### AVAILABLE DATA ###

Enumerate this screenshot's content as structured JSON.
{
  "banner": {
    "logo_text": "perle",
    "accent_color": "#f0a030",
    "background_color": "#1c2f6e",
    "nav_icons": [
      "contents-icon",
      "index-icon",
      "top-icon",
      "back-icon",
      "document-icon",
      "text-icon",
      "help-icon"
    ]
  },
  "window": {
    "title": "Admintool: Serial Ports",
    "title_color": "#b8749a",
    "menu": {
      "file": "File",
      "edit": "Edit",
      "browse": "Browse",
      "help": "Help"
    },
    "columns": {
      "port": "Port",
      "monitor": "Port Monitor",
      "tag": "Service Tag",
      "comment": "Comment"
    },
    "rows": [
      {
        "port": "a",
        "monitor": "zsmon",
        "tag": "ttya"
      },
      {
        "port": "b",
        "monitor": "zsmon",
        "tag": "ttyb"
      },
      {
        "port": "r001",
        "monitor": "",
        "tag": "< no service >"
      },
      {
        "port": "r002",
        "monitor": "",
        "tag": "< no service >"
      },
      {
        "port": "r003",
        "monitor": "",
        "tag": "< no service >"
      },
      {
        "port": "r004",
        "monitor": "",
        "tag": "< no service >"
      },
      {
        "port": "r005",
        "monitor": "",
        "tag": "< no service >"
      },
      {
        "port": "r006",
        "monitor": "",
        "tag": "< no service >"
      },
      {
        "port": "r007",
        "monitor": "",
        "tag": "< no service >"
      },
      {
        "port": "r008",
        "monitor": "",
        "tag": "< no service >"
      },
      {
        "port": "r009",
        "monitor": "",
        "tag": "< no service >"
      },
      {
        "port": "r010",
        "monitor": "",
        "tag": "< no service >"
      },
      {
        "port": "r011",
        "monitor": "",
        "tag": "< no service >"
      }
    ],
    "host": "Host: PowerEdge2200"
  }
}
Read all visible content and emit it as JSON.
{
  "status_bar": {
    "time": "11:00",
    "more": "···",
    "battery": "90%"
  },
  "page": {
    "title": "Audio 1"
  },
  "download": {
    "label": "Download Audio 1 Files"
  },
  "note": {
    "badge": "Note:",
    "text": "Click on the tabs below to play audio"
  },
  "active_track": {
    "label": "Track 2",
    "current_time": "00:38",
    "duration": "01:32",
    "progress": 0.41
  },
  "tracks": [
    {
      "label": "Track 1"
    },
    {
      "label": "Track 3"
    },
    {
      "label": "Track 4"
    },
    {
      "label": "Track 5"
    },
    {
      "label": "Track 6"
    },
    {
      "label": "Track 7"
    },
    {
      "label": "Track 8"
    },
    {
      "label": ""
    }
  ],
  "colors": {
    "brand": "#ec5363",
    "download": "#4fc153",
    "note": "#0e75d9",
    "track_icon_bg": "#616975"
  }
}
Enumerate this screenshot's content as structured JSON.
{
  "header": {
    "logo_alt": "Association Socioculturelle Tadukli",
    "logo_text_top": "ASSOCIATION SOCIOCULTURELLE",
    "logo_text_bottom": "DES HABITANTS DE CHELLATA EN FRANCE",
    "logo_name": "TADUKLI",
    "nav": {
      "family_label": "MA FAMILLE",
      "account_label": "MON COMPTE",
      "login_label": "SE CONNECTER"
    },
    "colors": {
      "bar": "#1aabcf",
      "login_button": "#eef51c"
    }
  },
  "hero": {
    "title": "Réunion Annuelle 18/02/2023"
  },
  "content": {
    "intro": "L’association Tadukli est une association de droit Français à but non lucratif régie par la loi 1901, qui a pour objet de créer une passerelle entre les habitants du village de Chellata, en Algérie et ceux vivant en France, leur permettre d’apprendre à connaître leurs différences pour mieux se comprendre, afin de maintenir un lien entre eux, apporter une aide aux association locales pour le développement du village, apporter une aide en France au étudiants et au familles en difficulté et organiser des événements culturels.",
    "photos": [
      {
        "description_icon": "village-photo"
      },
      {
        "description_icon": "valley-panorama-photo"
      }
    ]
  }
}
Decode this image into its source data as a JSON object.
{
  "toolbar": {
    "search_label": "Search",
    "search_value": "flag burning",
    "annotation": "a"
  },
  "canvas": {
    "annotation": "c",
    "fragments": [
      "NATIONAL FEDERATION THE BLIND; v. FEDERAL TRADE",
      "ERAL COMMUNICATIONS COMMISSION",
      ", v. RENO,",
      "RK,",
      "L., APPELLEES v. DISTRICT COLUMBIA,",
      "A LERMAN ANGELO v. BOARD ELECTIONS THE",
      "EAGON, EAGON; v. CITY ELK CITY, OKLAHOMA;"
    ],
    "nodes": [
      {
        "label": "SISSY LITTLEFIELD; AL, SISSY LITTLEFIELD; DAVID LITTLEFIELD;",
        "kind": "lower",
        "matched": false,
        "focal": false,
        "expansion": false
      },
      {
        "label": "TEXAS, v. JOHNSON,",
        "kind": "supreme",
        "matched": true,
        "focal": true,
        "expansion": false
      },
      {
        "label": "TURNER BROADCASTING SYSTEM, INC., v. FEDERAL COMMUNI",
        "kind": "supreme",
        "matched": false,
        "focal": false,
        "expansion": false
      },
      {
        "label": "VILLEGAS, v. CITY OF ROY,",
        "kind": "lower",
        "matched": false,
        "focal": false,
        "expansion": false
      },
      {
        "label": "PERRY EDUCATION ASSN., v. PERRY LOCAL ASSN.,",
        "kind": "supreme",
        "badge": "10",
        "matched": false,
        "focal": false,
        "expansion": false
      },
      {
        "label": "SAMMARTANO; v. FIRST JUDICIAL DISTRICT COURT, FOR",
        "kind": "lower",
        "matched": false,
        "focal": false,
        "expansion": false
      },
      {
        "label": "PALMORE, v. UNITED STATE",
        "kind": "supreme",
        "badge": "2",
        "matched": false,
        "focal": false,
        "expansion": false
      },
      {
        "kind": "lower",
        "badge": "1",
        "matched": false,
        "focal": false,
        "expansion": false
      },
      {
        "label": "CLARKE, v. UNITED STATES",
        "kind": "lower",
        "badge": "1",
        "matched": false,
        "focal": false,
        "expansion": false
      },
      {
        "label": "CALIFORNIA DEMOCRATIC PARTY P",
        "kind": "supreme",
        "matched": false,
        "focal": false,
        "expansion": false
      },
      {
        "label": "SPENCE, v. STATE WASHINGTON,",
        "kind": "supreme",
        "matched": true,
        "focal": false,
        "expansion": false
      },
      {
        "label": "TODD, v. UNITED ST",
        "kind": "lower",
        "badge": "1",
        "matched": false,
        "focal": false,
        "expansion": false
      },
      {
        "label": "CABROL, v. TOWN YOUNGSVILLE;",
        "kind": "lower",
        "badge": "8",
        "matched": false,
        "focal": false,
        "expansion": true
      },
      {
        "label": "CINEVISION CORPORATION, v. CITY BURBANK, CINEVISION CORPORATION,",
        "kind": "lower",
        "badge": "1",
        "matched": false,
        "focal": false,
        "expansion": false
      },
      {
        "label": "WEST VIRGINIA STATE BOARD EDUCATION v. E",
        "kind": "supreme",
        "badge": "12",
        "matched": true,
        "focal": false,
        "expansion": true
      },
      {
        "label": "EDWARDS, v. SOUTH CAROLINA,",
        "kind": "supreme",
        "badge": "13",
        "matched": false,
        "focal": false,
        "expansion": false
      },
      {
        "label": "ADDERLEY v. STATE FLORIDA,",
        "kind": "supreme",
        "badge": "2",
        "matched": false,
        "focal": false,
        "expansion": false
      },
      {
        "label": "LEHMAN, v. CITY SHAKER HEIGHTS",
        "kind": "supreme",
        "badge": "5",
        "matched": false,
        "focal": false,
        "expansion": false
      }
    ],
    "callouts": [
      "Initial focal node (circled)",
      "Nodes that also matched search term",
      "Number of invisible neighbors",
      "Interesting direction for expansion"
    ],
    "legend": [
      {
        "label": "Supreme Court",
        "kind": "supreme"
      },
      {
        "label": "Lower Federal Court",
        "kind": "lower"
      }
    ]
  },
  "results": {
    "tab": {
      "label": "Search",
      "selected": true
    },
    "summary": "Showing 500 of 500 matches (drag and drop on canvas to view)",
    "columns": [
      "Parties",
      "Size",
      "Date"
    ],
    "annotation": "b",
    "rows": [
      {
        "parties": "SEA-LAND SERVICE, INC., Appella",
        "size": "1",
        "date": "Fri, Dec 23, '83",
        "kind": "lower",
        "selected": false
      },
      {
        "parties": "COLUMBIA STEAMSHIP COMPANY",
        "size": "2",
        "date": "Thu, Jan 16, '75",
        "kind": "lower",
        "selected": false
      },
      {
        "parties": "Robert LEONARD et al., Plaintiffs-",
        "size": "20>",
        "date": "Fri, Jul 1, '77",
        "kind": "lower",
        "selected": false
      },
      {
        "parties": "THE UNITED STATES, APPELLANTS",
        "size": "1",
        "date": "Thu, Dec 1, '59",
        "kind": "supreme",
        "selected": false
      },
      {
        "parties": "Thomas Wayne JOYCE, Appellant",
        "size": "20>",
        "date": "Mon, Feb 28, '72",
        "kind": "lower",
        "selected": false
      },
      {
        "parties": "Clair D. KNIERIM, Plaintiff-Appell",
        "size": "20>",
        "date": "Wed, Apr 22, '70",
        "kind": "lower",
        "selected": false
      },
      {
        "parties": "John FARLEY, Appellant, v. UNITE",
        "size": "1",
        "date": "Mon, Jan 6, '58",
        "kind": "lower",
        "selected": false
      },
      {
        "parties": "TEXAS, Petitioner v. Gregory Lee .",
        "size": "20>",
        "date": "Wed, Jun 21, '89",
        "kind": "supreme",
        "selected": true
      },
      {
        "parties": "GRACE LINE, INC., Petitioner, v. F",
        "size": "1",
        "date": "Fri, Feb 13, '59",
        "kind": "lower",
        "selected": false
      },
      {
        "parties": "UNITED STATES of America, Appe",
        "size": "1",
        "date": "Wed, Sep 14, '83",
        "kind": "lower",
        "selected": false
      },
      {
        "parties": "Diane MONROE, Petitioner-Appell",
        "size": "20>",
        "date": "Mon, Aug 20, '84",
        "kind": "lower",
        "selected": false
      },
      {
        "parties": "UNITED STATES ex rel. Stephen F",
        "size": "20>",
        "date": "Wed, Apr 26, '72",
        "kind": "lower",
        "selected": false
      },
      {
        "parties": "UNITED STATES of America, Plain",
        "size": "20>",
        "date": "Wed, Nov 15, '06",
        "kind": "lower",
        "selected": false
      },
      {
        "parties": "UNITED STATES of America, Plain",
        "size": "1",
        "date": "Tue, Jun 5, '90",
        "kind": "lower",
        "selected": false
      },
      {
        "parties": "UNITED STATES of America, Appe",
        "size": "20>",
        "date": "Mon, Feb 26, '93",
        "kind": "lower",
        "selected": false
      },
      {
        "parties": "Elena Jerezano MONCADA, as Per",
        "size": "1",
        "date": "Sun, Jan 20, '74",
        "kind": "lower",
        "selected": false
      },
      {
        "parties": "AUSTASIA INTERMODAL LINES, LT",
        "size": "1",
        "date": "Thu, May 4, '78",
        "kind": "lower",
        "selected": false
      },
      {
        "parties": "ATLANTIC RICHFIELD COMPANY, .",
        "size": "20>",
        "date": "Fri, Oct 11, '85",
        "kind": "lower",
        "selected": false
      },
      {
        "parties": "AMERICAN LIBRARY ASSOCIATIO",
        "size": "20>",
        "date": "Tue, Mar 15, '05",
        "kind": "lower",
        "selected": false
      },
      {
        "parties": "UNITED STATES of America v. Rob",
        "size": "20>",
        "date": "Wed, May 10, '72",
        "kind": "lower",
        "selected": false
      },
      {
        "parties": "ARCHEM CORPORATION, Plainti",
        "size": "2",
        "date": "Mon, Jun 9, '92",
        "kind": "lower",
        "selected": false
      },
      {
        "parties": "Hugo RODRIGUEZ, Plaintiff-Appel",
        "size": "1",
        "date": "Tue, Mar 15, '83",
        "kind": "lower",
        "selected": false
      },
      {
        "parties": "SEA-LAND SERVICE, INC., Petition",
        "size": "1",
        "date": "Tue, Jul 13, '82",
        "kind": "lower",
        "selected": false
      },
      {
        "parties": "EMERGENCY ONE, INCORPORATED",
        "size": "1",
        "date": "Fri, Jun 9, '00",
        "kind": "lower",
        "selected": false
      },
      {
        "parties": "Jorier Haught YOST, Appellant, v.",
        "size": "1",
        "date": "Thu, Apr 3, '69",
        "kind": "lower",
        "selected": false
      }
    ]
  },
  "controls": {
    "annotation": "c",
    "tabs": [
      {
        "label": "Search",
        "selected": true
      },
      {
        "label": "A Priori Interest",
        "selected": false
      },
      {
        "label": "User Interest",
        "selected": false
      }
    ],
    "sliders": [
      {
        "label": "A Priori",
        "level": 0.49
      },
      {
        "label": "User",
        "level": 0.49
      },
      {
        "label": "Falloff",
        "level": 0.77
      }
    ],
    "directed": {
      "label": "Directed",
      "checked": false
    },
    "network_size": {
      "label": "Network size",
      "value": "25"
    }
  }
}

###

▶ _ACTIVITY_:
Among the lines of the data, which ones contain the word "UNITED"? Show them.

▶ _RESPONSE TO THE TASK_:
        "label": "PALMORE, v. UNITED STATE",
        "label": "CLARKE, v. UNITED STATES",
        "label": "TODD, v. UNITED ST",
        "parties": "THE UNITED STATES, APPELLANTS",
        "parties": "UNITED STATES of America, Appe",
        "parties": "UNITED STATES ex rel. Stephen F",
        "parties": "UNITED STATES of America, Plain",
        "parties": "UNITED STATES of America, Plain",
        "parties": "UNITED STATES of America, Appe",
        "parties": "UNITED STATES of America v. Rob",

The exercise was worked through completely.